Beware! Cryptoodukes is most probably a scam system! Your investment may be at risk.
Don’t put all your eggs in one basket. Open trading accounts with at least two brokers.
Crypto Dukes is a scammer of the type we have seen quite often nowadays. Mostly they are known as “crypto robots” and purport to offer some sort of cutting-edge trading software, with a clear-cut focus on cryptocurrencies. In other words – they are exploiting the frenzy around crypto in an attempt to sting vulnerable and naive traders for their money. Crypto Dukes is allegedly operated by a group of top-notch blockchain analysts and crypto-experts, headed by the founder Jaden Monahan. Going through their website we first discover that they weren’t exactly generous when it comes to the budget for their video-trailer. It is only a minute and a half long. What we do find out is that Crypto Dukes have discovered a staggering way of winning big money (kudos for them!) through trading with cryptos. We need only register and give away our personal information. The trailer video even ends with a dramatic last second question – “Do you have what it takes?” However, having in mind the obvious fraudulent nature of the whole operation and the many question-raising details about it, we should ask ourselves – do we want to have what it takes?
No name, no address, no number
Our thorough research gave us worrisome, but not surprising, results. There is no information regarding the registered address, the company behind it, nor even the country of origin. Furthermore, searching for the name Jaden Monahan, who we are even told is a family man, among the trading world online did not yield much results, as he is virtually unknown (if he even exists in the first place, which it not unreasonable to doubt). Furthermore, his name only figures in other reviews exposing the shady nature of Crypto Dukes.
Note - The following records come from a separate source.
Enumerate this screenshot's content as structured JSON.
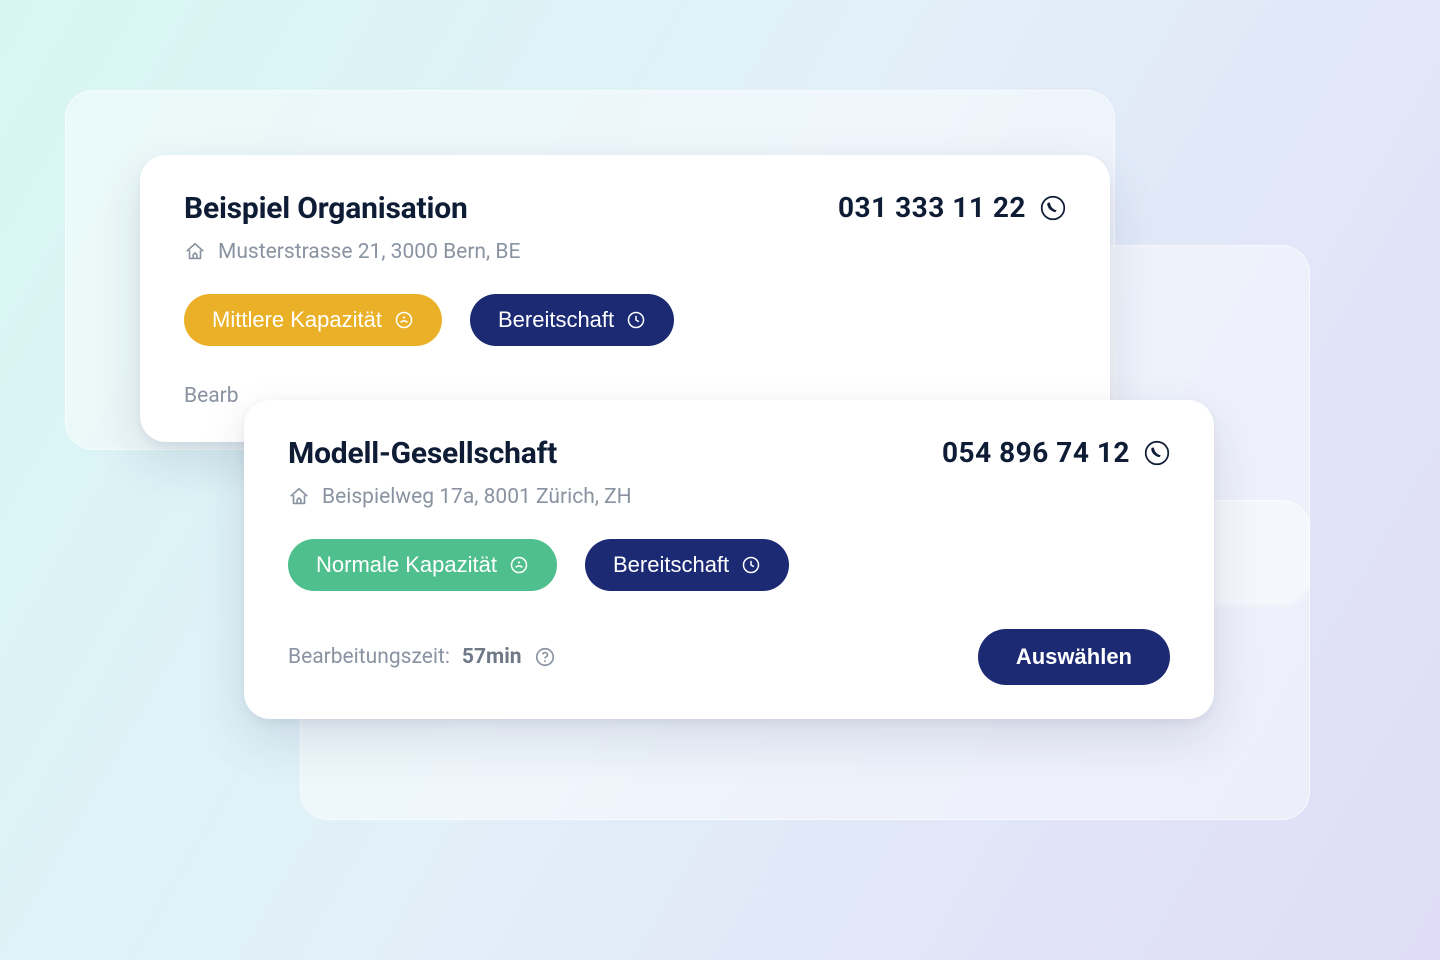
{
  "colors": {
    "capacity_medium": "#eab128",
    "capacity_normal": "#4fc08d",
    "standby": "#1b2a73",
    "select_button": "#1b2a73"
  },
  "labels": {
    "processing_time_prefix": "Bearbeitungszeit:",
    "select_button": "Auswählen"
  },
  "cards": [
    {
      "name": "Beispiel Organisation",
      "phone": "031 333 11 22",
      "address": "Musterstrasse 21, 3000 Bern, BE",
      "capacity": {
        "label": "Mittlere Kapazität",
        "color_key": "capacity_medium"
      },
      "standby": {
        "label": "Bereitschaft"
      },
      "proc_partial": "Bearb"
    },
    {
      "name": "Modell-Gesellschaft",
      "phone": "054 896 74 12",
      "address": "Beispielweg 17a, 8001 Zürich, ZH",
      "capacity": {
        "label": "Normale Kapazität",
        "color_key": "capacity_normal"
      },
      "standby": {
        "label": "Bereitschaft"
      },
      "processing_time": "57min"
    }
  ]
}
Unfortunately – it seems that the crypto robot is simply part of the most popular scam out there.
Precisely through such websites, armed with tempting video trailers or, as is in this case, attractive products, traders are lead by the nose to register and carelessly give away their address, phone number and email. Minutes later that same personal data is sent to brokers and the registered traders begin getting phone calls from unregulated forex brokers like CKMarkets or StarFinex, urging them to invest. The reasoning behind the crypto robots is simple – every time a trader get redirected to a brokerage and invests with them – they get a piece of the pie.
No verified track record
Even if we choose to believe Jaden Monahan, father of three, about his identity and business venture – which we certainly do not advise – there are still problems. To put it bluntly – we have no assurance for results. In trading there are platforms such as eToro or Zulutrade where you may search through the profiles of different traders, taking notice of his track-record in trading, whether losses or winnings are the majority. Such transparency adds significant assurance and partially, if not fully, removes risk. Where as with websites such as Crypto Dukes you are hopelessly relying on blind faith.
No regulatory supervision
Furthermore, there is absolutely no regulatory guarantee about the whole product. Whoever is behind the website, whoever is hiding behind the made up name Jaden Monahan, does not fall under any regulatory oversight and their hands are untied to do pretty much as they wish.
Last, but not least – the mere way in which such operations look for funds should raise major security concerns. If Cryptoodukes truly were working all this time on an innovative trading product worth something, they would have found alternative ways of financing themselves, instead of relying on cheap traffic through a cheesy bait-clicking commercial about itself. They could apply for a credit at the bank or raise money through crowd-funding. Although, in order to do that successfully, they have to be legitimate – which they most likely are not.
All in all, Jaden Monahan and his Crypto Dukes comes across as a standard scam operation – the likes of which we have seen a lot – and we advise those interested not to risk it, otherwise they might be duped.